━━━ Dataset extract
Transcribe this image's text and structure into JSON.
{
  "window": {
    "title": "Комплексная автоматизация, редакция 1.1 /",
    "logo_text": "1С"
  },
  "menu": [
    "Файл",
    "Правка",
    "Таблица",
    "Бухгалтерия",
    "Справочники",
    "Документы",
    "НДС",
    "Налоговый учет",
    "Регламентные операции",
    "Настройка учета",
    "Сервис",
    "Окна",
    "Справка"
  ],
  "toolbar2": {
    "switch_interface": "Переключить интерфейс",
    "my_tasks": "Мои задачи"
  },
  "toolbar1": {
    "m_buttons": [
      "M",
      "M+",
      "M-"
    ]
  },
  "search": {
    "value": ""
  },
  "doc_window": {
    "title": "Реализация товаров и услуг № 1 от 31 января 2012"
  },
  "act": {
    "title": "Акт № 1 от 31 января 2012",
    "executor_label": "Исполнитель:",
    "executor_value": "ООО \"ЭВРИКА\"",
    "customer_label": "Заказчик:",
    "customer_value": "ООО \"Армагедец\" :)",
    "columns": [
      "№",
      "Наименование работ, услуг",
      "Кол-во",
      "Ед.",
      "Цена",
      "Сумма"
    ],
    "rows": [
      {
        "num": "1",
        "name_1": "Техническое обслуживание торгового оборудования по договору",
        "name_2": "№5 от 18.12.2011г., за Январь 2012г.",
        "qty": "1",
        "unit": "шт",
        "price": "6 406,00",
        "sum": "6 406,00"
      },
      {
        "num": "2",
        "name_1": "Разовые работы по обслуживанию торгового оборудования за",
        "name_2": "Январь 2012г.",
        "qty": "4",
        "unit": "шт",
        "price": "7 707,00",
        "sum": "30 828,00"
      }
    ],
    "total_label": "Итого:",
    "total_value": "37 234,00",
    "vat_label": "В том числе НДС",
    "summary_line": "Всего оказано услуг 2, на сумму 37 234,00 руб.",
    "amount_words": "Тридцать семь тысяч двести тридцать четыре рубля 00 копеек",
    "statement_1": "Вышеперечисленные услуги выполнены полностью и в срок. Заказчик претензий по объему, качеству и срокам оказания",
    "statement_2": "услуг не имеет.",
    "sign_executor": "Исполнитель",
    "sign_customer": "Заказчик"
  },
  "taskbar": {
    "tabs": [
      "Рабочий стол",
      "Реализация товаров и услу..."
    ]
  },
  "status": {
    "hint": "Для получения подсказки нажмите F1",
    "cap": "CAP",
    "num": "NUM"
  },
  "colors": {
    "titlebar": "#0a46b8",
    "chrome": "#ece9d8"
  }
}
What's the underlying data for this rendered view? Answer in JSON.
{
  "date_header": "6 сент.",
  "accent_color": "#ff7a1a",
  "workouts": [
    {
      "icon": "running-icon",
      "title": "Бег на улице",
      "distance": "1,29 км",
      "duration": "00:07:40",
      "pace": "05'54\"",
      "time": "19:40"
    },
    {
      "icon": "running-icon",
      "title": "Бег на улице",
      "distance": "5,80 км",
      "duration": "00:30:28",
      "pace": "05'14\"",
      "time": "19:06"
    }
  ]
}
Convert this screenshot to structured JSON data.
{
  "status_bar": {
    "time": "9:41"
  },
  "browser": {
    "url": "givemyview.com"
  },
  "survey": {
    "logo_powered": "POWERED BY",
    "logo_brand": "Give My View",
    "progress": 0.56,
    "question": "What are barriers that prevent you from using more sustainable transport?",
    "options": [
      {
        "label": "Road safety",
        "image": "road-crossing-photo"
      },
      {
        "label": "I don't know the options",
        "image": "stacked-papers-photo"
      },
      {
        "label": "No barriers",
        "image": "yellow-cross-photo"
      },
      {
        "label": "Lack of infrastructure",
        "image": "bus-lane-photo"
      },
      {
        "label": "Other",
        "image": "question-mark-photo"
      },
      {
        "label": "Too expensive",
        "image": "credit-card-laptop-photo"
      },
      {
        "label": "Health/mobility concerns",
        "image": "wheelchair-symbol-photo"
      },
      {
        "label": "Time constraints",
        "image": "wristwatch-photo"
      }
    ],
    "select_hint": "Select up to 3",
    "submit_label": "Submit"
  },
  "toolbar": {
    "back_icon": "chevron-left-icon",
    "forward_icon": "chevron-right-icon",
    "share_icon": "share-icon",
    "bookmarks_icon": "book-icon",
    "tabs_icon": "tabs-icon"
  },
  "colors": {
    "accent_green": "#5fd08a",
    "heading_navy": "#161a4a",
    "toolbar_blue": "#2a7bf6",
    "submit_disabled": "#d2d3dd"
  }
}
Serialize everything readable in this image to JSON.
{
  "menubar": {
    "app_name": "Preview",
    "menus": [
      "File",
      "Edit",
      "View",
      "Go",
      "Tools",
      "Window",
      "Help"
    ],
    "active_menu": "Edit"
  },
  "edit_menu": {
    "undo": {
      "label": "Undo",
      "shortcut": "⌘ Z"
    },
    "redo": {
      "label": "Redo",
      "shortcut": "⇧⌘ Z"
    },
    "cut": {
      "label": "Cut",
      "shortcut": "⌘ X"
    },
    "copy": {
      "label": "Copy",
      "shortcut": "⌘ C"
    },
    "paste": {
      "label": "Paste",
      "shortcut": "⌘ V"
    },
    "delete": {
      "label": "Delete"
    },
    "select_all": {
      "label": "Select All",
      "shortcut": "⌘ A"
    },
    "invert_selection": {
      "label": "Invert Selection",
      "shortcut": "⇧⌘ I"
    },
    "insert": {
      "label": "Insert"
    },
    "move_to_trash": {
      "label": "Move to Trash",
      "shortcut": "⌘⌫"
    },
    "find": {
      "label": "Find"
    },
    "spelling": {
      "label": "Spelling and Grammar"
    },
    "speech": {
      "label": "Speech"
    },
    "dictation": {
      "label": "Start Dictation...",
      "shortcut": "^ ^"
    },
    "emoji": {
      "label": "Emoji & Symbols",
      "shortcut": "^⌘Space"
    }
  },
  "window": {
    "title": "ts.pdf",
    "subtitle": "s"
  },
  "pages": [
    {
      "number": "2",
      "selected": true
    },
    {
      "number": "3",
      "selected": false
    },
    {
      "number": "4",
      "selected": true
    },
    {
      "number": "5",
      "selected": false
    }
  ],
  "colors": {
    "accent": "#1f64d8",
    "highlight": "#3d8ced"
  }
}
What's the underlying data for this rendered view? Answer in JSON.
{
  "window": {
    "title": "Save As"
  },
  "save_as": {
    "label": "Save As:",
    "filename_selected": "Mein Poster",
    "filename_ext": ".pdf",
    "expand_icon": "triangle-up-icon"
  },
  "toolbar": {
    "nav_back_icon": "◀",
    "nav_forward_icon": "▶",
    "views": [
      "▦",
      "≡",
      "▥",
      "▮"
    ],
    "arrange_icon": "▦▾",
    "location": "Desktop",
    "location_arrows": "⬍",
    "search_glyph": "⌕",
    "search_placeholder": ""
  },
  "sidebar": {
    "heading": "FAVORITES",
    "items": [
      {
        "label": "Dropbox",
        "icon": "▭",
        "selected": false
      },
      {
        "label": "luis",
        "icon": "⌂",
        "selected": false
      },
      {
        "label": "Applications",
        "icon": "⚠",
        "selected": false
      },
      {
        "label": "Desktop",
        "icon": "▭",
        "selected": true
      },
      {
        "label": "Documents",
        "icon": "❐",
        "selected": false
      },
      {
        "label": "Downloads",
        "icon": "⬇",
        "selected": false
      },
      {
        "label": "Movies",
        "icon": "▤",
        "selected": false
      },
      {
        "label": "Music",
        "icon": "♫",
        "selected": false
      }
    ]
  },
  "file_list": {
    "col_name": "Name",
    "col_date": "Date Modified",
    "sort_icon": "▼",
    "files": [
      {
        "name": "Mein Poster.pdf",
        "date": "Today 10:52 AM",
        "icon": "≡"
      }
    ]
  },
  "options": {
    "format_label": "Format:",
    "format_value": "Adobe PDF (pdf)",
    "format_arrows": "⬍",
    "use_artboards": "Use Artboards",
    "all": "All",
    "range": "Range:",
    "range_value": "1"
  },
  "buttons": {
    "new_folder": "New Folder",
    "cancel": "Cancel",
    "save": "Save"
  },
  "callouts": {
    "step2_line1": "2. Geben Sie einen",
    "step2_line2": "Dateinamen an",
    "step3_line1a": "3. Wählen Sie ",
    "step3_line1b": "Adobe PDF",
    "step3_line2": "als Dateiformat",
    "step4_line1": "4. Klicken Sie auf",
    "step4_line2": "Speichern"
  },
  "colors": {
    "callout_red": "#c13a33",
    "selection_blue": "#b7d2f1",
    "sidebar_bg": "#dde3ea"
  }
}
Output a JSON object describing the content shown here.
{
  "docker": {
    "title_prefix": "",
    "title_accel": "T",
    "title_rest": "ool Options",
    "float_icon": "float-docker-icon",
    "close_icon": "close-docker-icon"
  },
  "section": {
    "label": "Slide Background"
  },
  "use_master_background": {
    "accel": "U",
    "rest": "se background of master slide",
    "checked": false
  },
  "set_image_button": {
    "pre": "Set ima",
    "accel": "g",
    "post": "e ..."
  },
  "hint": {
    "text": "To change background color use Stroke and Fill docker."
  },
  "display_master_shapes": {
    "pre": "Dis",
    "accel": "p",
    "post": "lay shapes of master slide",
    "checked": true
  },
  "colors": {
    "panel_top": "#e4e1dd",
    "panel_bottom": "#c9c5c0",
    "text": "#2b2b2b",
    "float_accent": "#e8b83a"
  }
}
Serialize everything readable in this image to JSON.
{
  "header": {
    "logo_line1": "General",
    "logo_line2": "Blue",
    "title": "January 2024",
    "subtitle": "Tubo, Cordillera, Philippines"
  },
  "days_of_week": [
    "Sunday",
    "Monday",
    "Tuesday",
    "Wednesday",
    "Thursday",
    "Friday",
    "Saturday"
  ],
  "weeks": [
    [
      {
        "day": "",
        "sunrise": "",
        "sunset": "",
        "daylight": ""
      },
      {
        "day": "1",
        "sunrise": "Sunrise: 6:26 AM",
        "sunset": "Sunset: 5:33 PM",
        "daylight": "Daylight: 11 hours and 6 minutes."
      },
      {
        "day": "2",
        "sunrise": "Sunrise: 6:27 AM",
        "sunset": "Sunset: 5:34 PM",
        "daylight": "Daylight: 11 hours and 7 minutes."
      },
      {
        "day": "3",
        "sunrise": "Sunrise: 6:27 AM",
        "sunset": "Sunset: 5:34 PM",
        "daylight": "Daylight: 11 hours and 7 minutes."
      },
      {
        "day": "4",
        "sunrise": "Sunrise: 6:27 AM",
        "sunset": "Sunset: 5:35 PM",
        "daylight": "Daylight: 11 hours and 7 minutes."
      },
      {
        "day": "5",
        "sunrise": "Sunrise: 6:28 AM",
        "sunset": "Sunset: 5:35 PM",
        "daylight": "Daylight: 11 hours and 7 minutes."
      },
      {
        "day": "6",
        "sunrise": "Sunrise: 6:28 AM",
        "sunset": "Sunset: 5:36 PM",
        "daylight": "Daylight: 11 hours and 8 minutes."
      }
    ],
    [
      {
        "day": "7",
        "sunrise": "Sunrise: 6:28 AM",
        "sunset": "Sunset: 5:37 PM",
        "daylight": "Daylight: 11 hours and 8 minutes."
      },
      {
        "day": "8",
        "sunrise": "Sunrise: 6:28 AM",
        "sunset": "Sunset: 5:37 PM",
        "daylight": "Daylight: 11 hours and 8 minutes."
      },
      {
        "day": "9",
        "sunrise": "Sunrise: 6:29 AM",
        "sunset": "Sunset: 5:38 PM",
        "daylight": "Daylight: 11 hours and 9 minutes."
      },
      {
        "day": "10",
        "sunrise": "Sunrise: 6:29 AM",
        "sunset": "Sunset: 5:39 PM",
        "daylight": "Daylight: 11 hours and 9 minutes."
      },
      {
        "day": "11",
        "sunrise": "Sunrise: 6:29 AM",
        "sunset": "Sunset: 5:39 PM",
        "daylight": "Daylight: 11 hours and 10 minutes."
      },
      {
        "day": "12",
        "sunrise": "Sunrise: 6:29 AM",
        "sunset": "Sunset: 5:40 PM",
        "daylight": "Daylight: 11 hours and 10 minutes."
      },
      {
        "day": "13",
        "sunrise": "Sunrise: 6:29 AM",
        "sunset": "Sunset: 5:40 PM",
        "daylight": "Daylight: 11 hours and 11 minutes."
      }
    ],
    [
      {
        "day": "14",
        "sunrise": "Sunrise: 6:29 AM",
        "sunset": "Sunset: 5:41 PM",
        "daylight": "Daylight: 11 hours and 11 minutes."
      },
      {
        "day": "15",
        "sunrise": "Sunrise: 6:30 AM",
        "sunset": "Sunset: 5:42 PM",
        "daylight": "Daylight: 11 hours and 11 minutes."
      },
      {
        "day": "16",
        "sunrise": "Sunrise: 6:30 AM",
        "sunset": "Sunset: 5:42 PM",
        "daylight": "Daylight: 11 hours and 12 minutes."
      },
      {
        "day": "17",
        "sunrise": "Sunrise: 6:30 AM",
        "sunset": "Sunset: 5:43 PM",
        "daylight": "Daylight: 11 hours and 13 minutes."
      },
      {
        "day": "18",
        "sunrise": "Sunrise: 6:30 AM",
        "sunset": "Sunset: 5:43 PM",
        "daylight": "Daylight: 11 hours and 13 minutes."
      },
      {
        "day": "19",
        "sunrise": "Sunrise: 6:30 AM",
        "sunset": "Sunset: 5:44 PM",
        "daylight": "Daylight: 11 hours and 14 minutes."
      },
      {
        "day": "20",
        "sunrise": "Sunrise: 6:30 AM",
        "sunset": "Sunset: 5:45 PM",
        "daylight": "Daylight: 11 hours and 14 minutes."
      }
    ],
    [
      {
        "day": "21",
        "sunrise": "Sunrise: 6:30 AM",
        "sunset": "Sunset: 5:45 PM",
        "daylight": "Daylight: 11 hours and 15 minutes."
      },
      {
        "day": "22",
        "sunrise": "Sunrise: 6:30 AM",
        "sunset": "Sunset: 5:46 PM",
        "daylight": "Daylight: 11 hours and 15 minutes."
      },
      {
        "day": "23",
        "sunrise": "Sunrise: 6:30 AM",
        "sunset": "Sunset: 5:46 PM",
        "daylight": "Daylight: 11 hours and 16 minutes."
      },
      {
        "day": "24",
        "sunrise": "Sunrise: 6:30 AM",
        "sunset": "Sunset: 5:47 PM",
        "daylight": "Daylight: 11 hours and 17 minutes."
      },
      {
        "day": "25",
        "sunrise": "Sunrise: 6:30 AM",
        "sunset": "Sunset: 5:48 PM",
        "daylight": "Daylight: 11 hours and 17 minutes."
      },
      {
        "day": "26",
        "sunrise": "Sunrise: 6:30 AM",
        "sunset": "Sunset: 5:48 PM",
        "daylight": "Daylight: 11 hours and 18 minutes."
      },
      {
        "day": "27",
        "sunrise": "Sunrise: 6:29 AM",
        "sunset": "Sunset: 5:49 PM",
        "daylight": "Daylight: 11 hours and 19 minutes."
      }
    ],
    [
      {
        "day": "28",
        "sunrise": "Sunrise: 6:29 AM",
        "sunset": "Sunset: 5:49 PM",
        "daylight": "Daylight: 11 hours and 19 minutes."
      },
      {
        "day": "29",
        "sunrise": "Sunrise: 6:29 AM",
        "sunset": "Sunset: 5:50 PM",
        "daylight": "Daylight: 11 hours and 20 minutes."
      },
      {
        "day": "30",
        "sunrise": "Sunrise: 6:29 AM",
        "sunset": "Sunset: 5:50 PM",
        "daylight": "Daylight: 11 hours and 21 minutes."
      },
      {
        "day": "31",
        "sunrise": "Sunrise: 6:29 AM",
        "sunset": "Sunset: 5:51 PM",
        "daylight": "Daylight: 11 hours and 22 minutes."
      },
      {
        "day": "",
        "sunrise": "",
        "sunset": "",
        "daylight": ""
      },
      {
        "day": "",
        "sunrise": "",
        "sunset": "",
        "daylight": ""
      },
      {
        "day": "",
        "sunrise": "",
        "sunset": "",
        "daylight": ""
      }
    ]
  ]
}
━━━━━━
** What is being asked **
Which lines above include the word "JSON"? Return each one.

** Task solution **
Transcribe this image's text and structure into JSON.
What's the underlying data for this rendered view? Answer in JSON.
Convert this screenshot to structured JSON data.
Serialize everything readable in this image to JSON.
What's the underlying data for this rendered view? Answer in JSON.
Output a JSON object describing the content shown here.
Serialize everything readable in this image to JSON.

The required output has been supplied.